How do you know which one to choose? Civil or Architectural, Environmental or Civil
All three programs share several things in common such as being exciting fields where you can make a difference. Also, employers for all three areas have great work environments.
It is not necessary to decide right away which major you would like among these three. They all take many courses in common. For example, the Freshmen Design course has a project that connects all three areas. (Civil, Architectural, Environmental) That course might help you decide which major to take.
Civil and Architectural Engineers both work on the design of buildings. You can work in building design and construction with any of these degrees: Architecture, Architectural Engineering, or Civil Engineering. All focus on different aspects of building design. Architects focus on comfort, and aesthetics. Engineers focus on how to construct the structures. Both focus on economics and usefulness, but in different ways. AE's do both.
Historically, Architecture and Structural Civil Engineering were the same field. Structures is a focal area within Civil Engineering that focuses on buildings and bridges. Architectural engineering is bringing together the architectural and engineering aspects of building design.
Buildings or structures is only one area of Civil Engineering. Civil Engineering is very diverse. CE graduates can design water treatment facilities, dams, roads, transit systems, and bridges in addition to buildings. If you liked your math and science courses in high school more than the other courses, then you may enjoy engineering more than architecture. You can focus within any of those areas of CE or take a general set of courses. (See more about CE.)
Architecture can be more than buildings. It can be designing and renovating spaces within buildings or working with community groups to create neighbor revitalization plans. If you least enjoyed math and science in high school, but most enjoy art and the other courses, then you may enjoy architecture the most. (See more about Architecture.)
Architectural Engineering is for students who liked their math/science in high school, but also have a creative side in art or etc. The UDM program is unique because the first year for Architecture and Architectural Engineering uses the same ARCH courses. If you go into Architectural Engineering, you will also see what it is like to be an Architecture student. This will help in deciding.
Within Architectural Engineering, there are three main areas: Structural, Mechanical & Electrical, and Construction. If you like working outside, then think about managing construction. If you like doing calculations, but also visioning what buildings look like, then think about the structural area. If you want to create energy efficient designs then think about the mechanical & electrical area. You may focus in one of these areas or take a general set of courses. (See more about AE.)
Environmental Engineers students study how to design pollution control systems, and determine how to clean up environmental problems. Alternatively, someone studying Civil Engineering would learn about diverse areas of engineering. CE graduates can design , dams, roads, buildings, and transit systems, in addition to traditional environmental areas such as water treatment facilities or landfills.
Environmental Engineers can sometimes become very specialized.

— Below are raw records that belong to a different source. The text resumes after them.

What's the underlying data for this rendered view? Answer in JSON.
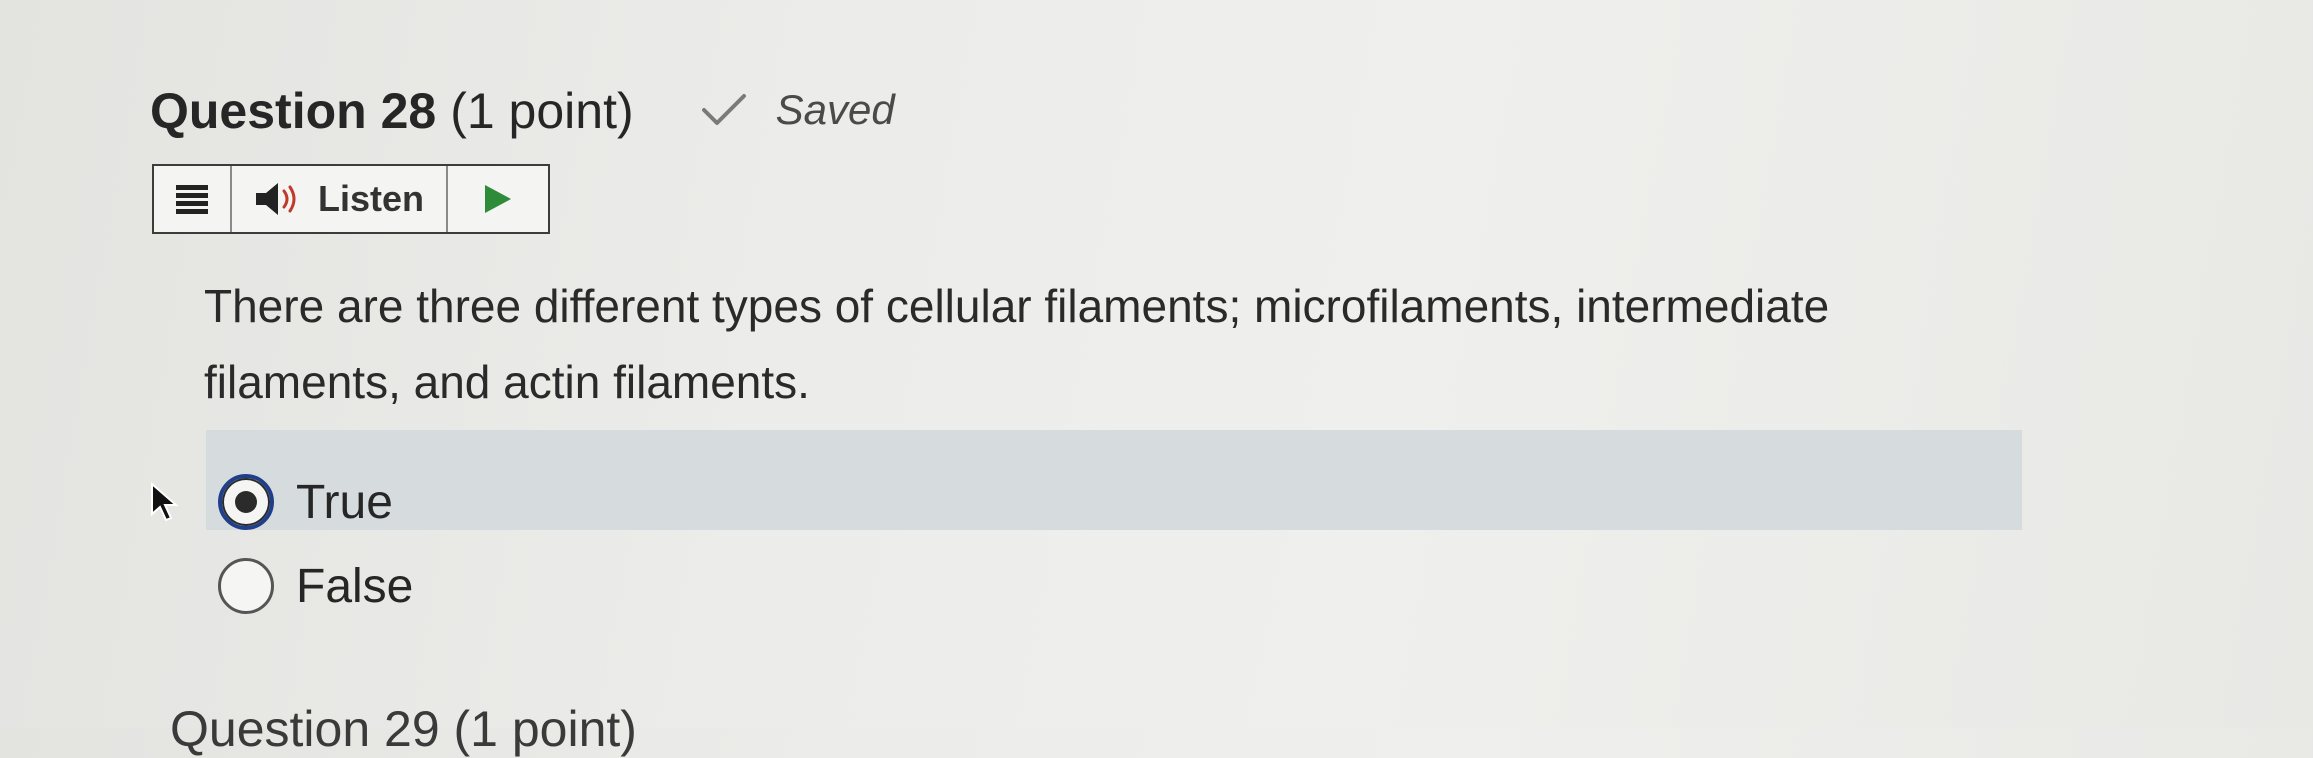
{
  "question": {
    "title": "Question 28",
    "points": "(1 point)",
    "status": "Saved",
    "text": "There are three different types of cellular filaments; microfilaments, intermediate filaments, and actin filaments."
  },
  "toolbar": {
    "menu_icon": "menu-icon",
    "listen_label": "Listen",
    "speaker_icon": "speaker-icon",
    "play_icon": "play-icon"
  },
  "options": [
    {
      "label": "True",
      "selected": true
    },
    {
      "label": "False",
      "selected": false
    }
  ],
  "next_question": {
    "title": "Question 29 (1 point)"
  },
  "colors": {
    "radio_selected_ring": "#1f3f8a",
    "highlight_band": "#d6dbde",
    "play_green": "#2e8b3a"
  }
}
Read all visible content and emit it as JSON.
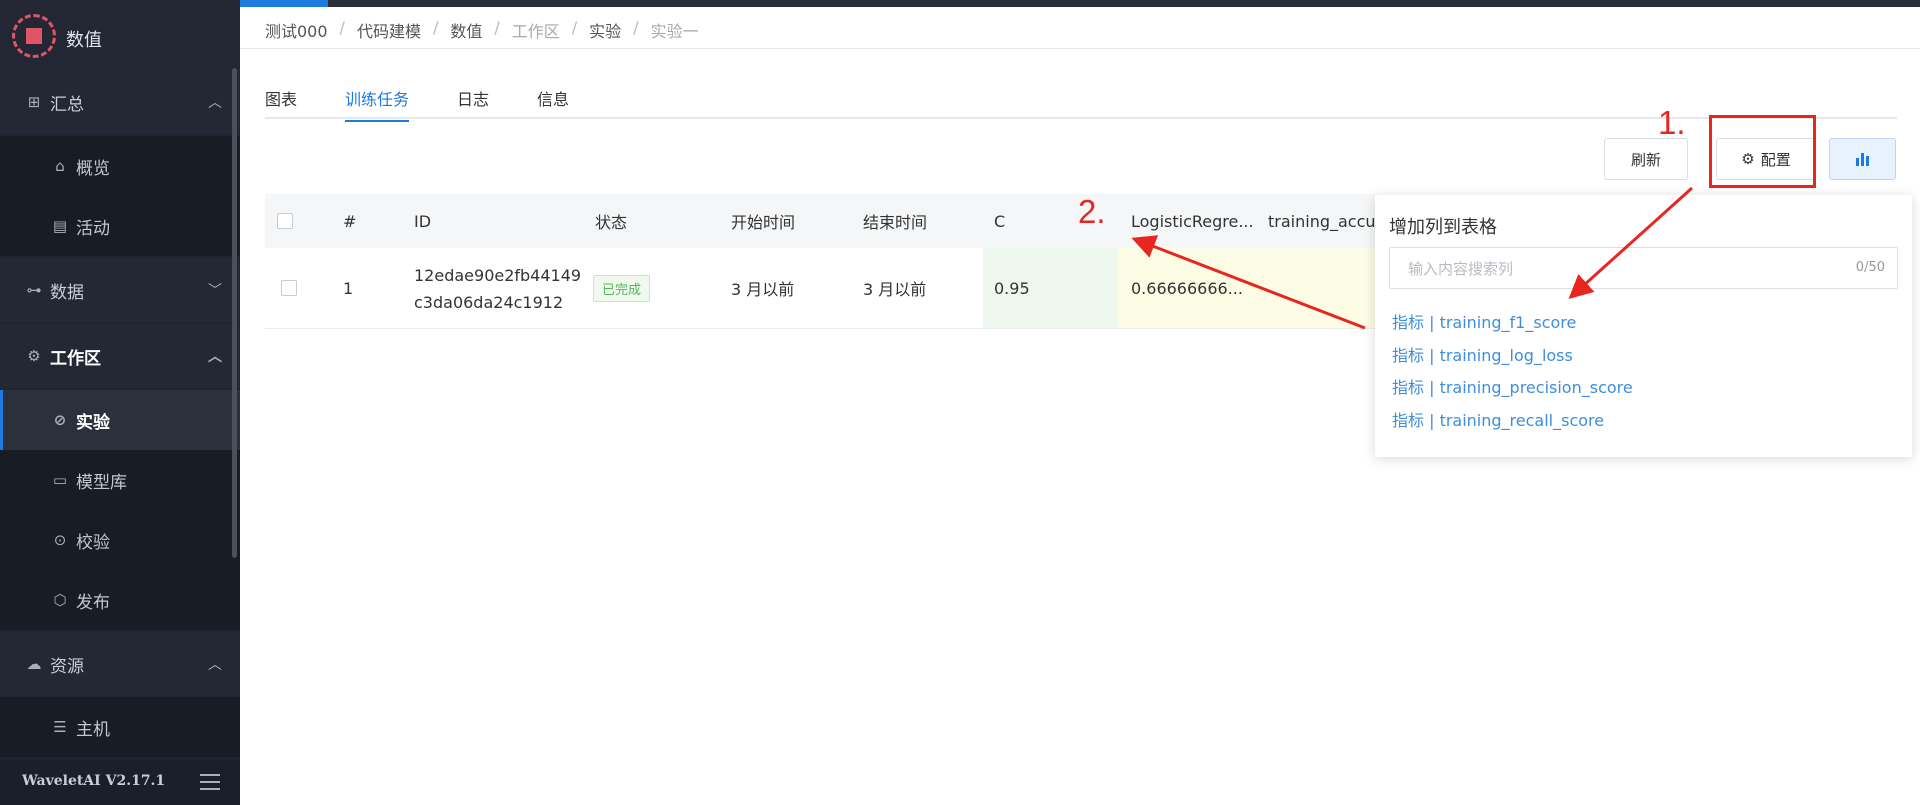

However at UDM, Environmental Engineering students take many courses in Civil Engineering so that they have a very diverse background. This opens up more possibilities for career placement after graduation compared to other environmental engineering programs. If an environmental student wants to deeply specialize, then they can take graduate level courses in specific areas such as water or ground/land pollution.
Since the Environmental and Civil Engineering areas have much in common at UDM. Freshmen students don't need to make a final decision until they have taken a several courses that help them decide which they like more. Even seniors working on their final project can focus on the civil side, the environmental side or the whole scope of a project. See more about Civil Engineering. See more about Environmental Engineering.
For more information, contact:
Dr. Alan Hoback
Chair of Civil, Architectural & Environmental Engineering
E-mail : firstname.lastname@example.org
Telephone: (313) 993-1578